Bulls And Bears

Bearish mood weighs on Asian bourses

Experts warn of fallout in global equities if US-China trade war ramps up

Stock markets in Asia remained on tenterhooks, as political and economic uncertainties continued to weigh on sentiment.

"Risk sentiment swung to the bearish side during the US trading session on Wednesday after White House adviser Larry Kudlow denied President Donald Trump's earlier gesture of a softened stance on China," said Ms Margaret Yang Yan, an analyst at CMC Markets in Singapore.

Pictet Asset Management chief strategist Luca Paolini did not think the United States and China would engage in a full-scale trade war, but there would be serious consequences if they did.

"Our model, which is based on IMF (International Monetary Fund) estimates, shows that if a 10 per cent tariff on US trade were fully passed on to the consumer, global inflation would rise by about 0.7 percentage point.

"This, in turn, could reduce corporate earnings by 2.5 per cent and cut global stocks' price-to-earnings ratios by up to 15 per cent."

This means global equities could fall by some 15 to 20 per cent, assuming that US bond yields rise in line with inflation.

Mr Paolini said this would turn the clock back on the world stock market by three years.

"Under such circumstances, the shares of Chinese exporters and cyclical US stocks - in particular, expensive sectors like consumer discretionary - would probably suffer the most," he warned.

Schroders downgraded equities to neutral in Europe, Japan, Asia-Pacific excluding Japan, and emerging markets.

The research house is positive on the US, which continues to be the most resilient economy, but it downgraded Europe as cyclical indicators point to a slowdown on the continent and earnings momentum.
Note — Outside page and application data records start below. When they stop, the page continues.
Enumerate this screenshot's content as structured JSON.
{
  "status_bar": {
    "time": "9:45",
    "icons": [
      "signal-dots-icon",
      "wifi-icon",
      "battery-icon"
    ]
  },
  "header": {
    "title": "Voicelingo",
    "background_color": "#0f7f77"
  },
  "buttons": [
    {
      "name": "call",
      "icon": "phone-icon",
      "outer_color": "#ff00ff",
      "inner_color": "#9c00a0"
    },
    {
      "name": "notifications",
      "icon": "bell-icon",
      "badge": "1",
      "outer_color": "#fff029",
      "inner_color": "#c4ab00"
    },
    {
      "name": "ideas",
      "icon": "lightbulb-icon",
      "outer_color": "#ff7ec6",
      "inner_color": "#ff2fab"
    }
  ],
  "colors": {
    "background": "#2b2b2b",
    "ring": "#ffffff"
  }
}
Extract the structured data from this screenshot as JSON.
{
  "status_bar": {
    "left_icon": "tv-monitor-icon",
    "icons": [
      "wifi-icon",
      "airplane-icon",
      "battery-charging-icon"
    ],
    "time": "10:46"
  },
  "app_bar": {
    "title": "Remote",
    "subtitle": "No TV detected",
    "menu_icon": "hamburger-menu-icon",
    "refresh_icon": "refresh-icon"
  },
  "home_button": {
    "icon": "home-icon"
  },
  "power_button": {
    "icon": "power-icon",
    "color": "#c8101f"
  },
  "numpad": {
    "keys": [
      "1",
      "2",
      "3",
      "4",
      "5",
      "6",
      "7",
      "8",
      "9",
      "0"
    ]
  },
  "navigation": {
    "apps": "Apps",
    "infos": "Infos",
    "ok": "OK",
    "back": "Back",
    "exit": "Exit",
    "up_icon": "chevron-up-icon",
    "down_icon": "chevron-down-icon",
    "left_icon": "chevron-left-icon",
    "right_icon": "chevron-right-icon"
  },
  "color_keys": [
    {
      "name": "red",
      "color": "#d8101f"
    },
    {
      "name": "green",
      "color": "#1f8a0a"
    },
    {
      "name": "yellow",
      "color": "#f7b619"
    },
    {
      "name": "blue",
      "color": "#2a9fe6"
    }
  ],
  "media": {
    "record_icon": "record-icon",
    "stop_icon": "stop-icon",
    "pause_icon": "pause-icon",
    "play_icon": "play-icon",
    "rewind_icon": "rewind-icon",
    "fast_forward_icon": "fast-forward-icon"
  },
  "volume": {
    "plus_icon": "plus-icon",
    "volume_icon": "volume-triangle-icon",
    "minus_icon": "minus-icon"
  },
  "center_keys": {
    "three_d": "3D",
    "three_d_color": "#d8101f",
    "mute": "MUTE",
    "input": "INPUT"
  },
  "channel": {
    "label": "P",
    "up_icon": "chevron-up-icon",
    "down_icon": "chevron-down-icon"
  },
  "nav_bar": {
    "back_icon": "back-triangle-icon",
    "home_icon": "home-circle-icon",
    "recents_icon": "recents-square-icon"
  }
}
Political risk is another issue.

It also downgraded emerging markets. While valuations are deemed relatively attractive, trade tensions, elections and a stronger dollar may result in near-term headwinds.

The Straits Times Index (STI) opened at 3,245.92 yesterday and closed at 3,257.57.

Experts said 3,200 remains a key support, while a breach of resistance at 3,300 could signal a turn.

CapitaLand Retail China Trust, which is issuing a $130 million bond that will mature on July 4, 2022, ended at $1.540 a piece, up four cents, or 2.7 per cent.

United Overseas Bank gained 29 cents to $26.65 and OCBC was up 11 cents at $11.61. DBS, however, eased 12 cents to $26.49.

A version of this article appeared in the print edition of The Straits Times on June 29, 2018, with the headline 'Bearish mood weighs on Asian bourses'. Print Edition | Subscribe